**TASK INSTRUCTIONS**
Look through the records below, and copy out every line that holds the string "image".

**RECORDED INFORMATION**
*** Begin section ***
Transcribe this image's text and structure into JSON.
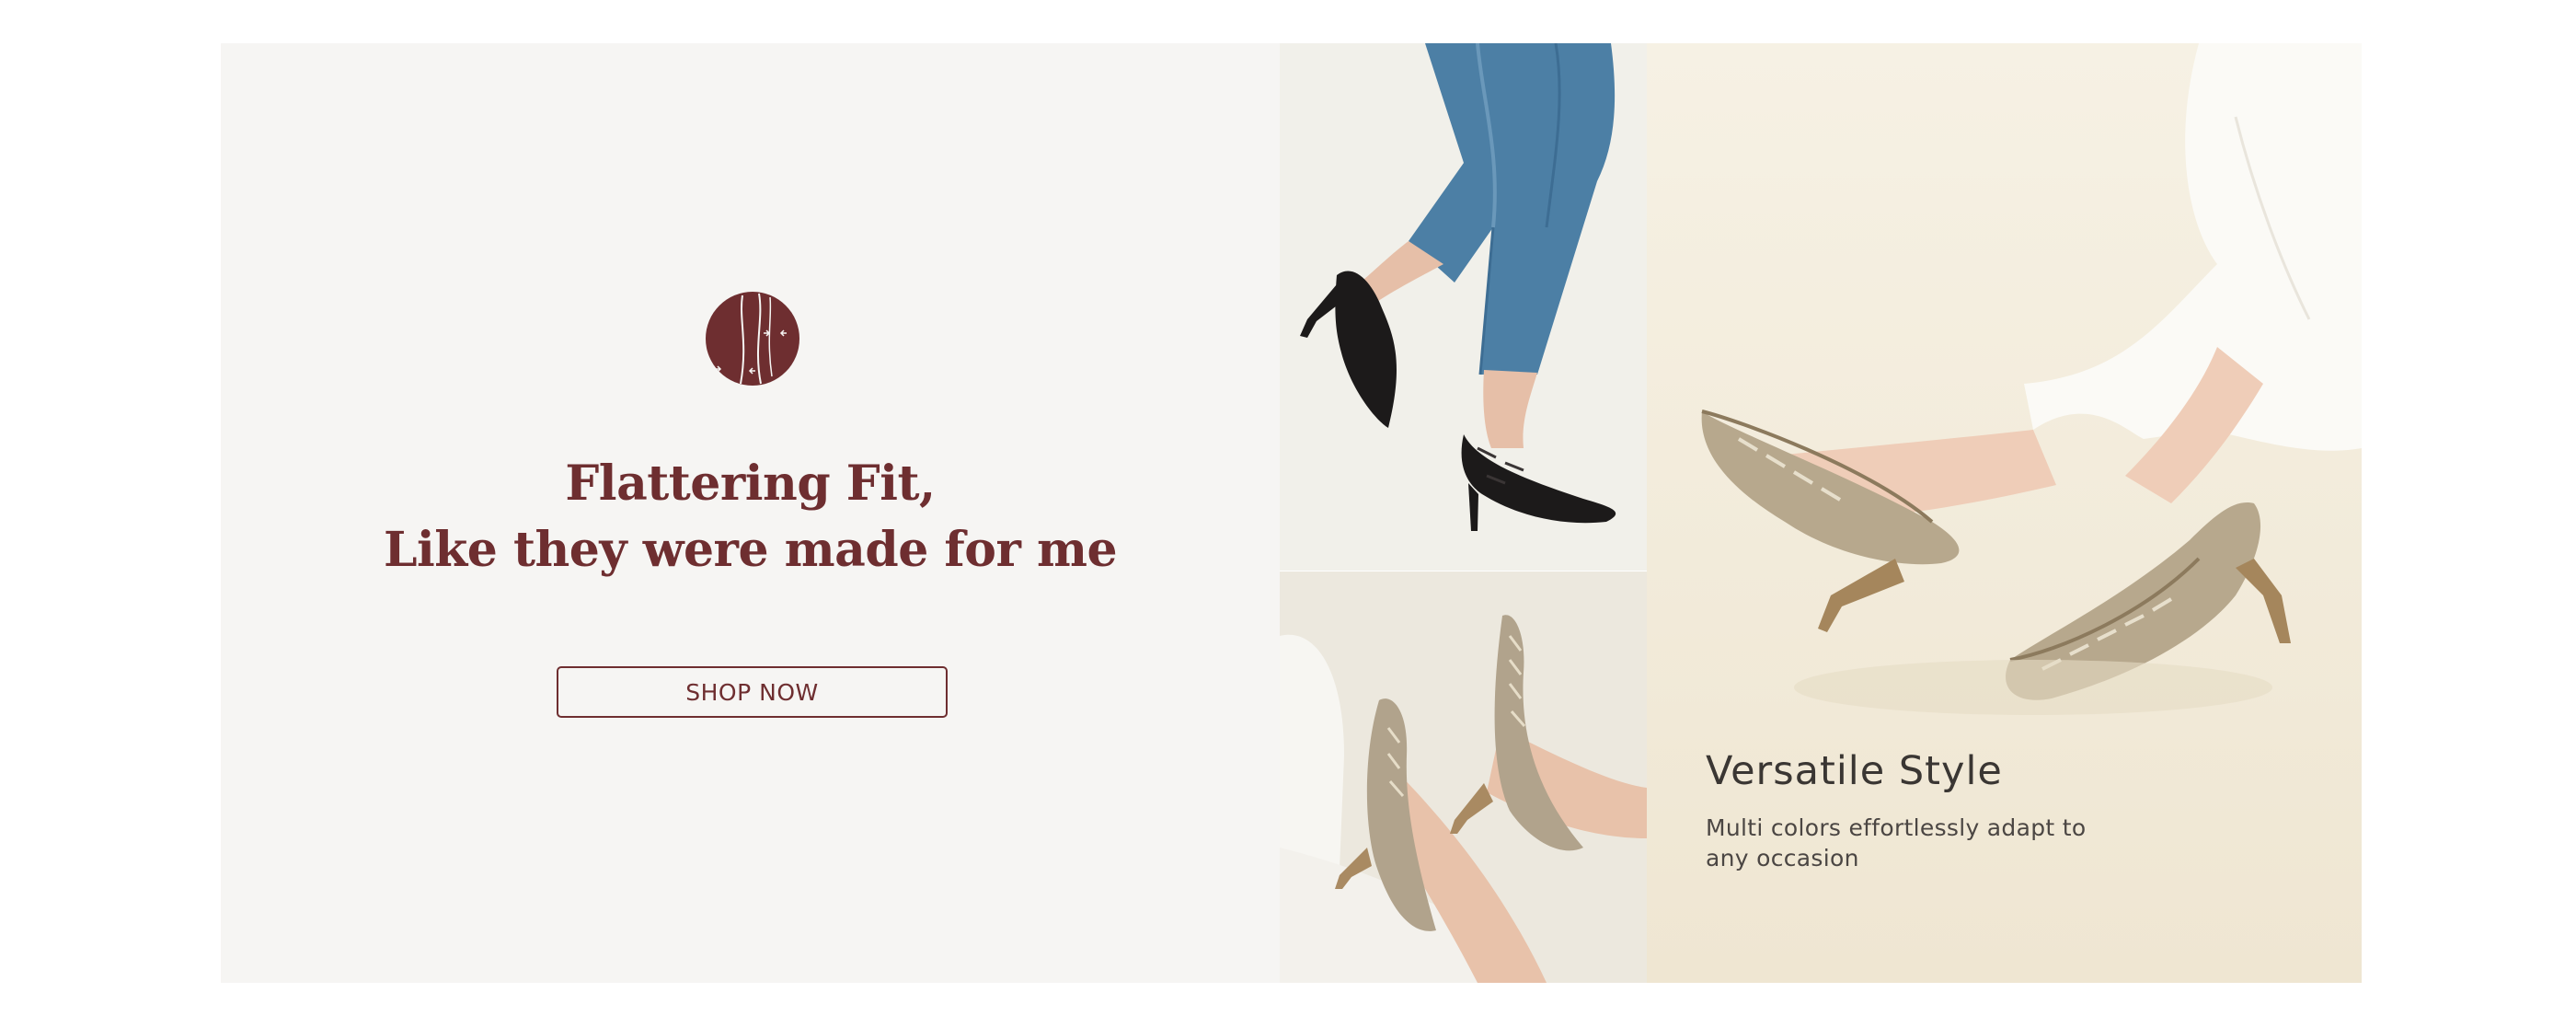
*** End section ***
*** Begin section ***
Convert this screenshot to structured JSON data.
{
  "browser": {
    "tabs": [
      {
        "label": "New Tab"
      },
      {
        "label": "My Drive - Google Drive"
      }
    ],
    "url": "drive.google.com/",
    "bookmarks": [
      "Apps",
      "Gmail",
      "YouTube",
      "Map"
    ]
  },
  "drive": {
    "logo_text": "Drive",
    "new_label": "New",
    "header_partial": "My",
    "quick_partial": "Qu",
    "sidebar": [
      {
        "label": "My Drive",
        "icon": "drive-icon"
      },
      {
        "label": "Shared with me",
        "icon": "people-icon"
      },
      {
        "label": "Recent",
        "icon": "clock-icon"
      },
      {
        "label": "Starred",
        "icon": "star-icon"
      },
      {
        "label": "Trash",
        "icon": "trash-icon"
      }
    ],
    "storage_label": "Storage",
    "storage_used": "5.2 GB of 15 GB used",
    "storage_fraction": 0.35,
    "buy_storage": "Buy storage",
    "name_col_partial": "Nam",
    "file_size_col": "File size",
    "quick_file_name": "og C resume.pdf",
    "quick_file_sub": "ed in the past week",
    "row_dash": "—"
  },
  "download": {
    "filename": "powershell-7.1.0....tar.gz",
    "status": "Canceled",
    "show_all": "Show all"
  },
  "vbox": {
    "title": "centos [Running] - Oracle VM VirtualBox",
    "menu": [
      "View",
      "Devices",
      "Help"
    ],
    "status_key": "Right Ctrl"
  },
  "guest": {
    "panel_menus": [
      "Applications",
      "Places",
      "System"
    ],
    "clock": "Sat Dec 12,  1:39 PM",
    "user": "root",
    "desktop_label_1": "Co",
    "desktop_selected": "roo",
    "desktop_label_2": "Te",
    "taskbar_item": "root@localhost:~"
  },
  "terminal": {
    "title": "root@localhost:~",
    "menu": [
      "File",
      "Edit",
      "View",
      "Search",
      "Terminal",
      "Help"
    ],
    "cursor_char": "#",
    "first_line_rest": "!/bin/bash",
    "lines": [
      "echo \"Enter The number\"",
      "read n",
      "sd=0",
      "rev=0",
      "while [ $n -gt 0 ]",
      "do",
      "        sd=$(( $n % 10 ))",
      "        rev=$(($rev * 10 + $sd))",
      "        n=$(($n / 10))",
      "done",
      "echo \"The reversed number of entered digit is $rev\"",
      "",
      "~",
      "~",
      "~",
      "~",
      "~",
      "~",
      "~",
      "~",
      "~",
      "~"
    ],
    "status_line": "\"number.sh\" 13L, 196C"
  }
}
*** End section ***
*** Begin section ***
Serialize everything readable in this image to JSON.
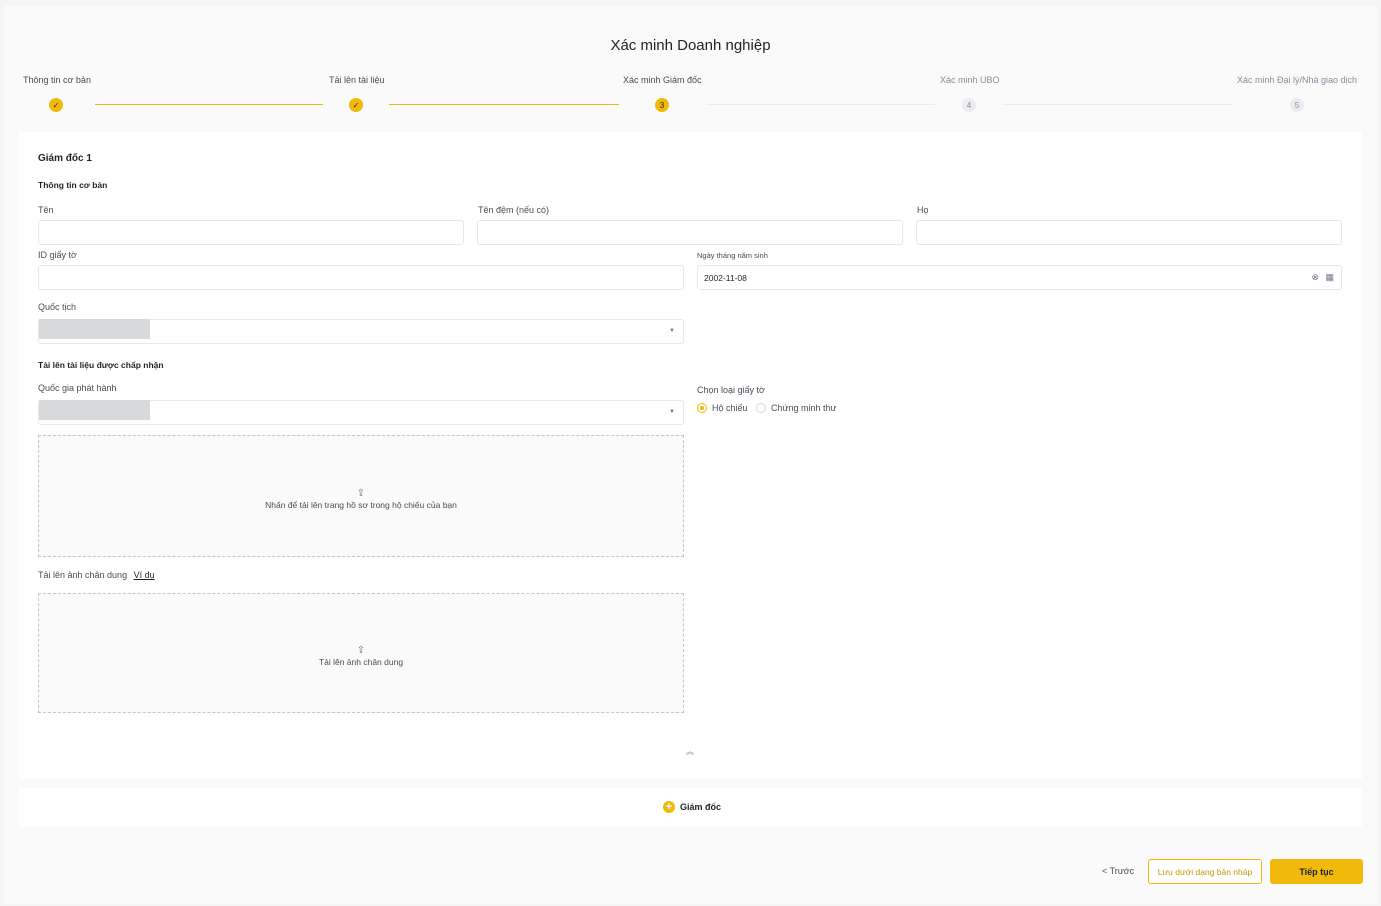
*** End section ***
**TASK OUTPUT**
Transcribe this image's text and structure into JSON.
Serialize everything readable in this image to JSON.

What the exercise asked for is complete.